I wrote this as an abbreviated guide to Jeff Knupps’ “Starting a Django 1.6 Project the Right Way”. I left a few things out like deploying with Fabric and unit testing because I haven’t learned how to integrate those into my Django development yet (baby steps, baby steps).
Setup a virtual environment
$ mkvirtualenv project_name
Be sure to active the virtual environment.
virtualenvwrapper does it for you when you create a new environment.
$ pip install django
Remember you’re installing django into the virtual environment not to your system. It gets installed each time you start a new environment.
$ django-admin.py startproject project_name $ cd project_name $ git init $ touch .gitignore $ open .gitignore
Add the following to the
Save and close
$ git add . $ git commit -m "first commit"
$ pip install south $ open project_name/settings.py
Jeff Knupp recommends creating the following containers for your apps:
LOCAL_APPS. Because these are tuples, you need trailing commas. Then concatenate them with:
INSTALLED_APPS = DEFAULT_APPS + THIRD_PARTY_APPS + LOCAL_APPS
./manage.py syncdb pip freeze > requirements.txt git add requirements project_name/settings.py git commit -m "added South"
Create an app
$ ./manage.py startapp app_name $ ./manage.py schemamigration myapp --initial $ ./manage.py migrate myapp

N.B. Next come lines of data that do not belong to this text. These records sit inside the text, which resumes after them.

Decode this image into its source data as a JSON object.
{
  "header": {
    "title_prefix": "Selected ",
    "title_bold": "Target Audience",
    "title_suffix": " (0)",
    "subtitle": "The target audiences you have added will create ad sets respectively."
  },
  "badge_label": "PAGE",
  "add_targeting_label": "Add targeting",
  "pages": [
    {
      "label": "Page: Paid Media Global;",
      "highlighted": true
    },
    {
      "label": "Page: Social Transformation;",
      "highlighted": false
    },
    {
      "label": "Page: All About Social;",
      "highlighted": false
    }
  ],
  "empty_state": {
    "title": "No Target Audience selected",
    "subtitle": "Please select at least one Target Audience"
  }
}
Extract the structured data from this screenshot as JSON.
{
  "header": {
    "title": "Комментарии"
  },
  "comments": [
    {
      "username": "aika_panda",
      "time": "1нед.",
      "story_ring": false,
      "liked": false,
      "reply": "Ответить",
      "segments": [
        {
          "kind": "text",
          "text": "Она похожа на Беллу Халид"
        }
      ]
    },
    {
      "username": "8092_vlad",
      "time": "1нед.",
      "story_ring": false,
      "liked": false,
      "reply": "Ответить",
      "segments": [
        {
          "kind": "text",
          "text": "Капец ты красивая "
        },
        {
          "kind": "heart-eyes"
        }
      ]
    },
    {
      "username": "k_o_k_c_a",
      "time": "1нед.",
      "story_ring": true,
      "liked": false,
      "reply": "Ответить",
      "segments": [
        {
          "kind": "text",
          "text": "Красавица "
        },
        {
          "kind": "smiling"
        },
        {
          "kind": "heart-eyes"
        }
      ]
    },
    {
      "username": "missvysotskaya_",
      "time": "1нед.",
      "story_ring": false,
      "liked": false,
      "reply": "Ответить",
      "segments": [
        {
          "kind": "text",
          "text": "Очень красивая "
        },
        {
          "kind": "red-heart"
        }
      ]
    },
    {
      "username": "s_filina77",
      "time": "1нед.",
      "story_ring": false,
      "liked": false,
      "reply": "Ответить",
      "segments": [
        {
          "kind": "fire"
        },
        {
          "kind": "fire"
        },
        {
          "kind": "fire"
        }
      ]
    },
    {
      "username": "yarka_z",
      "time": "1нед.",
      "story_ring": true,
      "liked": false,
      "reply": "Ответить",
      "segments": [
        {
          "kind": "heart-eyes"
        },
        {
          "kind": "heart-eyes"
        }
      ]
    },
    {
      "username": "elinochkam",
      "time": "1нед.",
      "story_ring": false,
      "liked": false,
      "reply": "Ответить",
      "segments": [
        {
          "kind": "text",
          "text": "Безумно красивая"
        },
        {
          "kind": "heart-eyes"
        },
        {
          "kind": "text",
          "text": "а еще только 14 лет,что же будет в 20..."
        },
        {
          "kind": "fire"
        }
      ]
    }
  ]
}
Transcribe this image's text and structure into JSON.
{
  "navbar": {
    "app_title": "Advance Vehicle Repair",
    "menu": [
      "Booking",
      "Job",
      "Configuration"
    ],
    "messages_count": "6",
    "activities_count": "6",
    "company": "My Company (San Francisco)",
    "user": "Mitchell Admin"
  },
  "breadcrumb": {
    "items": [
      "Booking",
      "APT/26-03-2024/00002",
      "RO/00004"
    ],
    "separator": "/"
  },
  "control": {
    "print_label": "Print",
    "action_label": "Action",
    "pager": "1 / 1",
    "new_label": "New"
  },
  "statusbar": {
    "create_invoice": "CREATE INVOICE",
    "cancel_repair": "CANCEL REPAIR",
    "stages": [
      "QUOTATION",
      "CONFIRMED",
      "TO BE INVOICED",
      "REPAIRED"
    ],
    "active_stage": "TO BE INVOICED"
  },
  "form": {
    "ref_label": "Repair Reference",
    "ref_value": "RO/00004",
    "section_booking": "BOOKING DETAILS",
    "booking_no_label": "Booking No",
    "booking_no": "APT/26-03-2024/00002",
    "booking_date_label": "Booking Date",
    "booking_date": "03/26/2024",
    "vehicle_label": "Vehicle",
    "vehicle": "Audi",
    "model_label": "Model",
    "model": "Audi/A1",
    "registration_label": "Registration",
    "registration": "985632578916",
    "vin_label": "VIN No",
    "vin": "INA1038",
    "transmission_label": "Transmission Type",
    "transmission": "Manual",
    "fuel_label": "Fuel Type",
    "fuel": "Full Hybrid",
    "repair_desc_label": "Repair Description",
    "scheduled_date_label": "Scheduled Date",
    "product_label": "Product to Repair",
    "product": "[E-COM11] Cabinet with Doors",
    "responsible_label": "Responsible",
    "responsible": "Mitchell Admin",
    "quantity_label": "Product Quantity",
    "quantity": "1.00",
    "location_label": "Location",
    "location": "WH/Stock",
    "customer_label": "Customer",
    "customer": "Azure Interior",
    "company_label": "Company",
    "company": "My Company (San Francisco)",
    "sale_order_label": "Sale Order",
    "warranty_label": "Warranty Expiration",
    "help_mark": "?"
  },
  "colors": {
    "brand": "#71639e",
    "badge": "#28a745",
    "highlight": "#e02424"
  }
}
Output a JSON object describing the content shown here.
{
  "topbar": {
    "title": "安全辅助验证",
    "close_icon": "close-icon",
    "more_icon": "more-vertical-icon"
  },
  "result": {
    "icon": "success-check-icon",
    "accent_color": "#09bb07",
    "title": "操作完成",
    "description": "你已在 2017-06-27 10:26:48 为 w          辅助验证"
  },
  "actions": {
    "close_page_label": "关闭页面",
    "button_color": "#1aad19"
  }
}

From here you start building out your models, urls, views, etc. In other words, the hard part really starts. As I mentioned above, the original article goes into setting up a development clone, testing, and deploying. Hopefully once I feel more comfortable with the process above, I can revist these topics. It’s worth mentioning too that the first time I followed these instructions, I had to repeat them 5 or 6 times before I really understood what I was trying to accomplish and what was happening.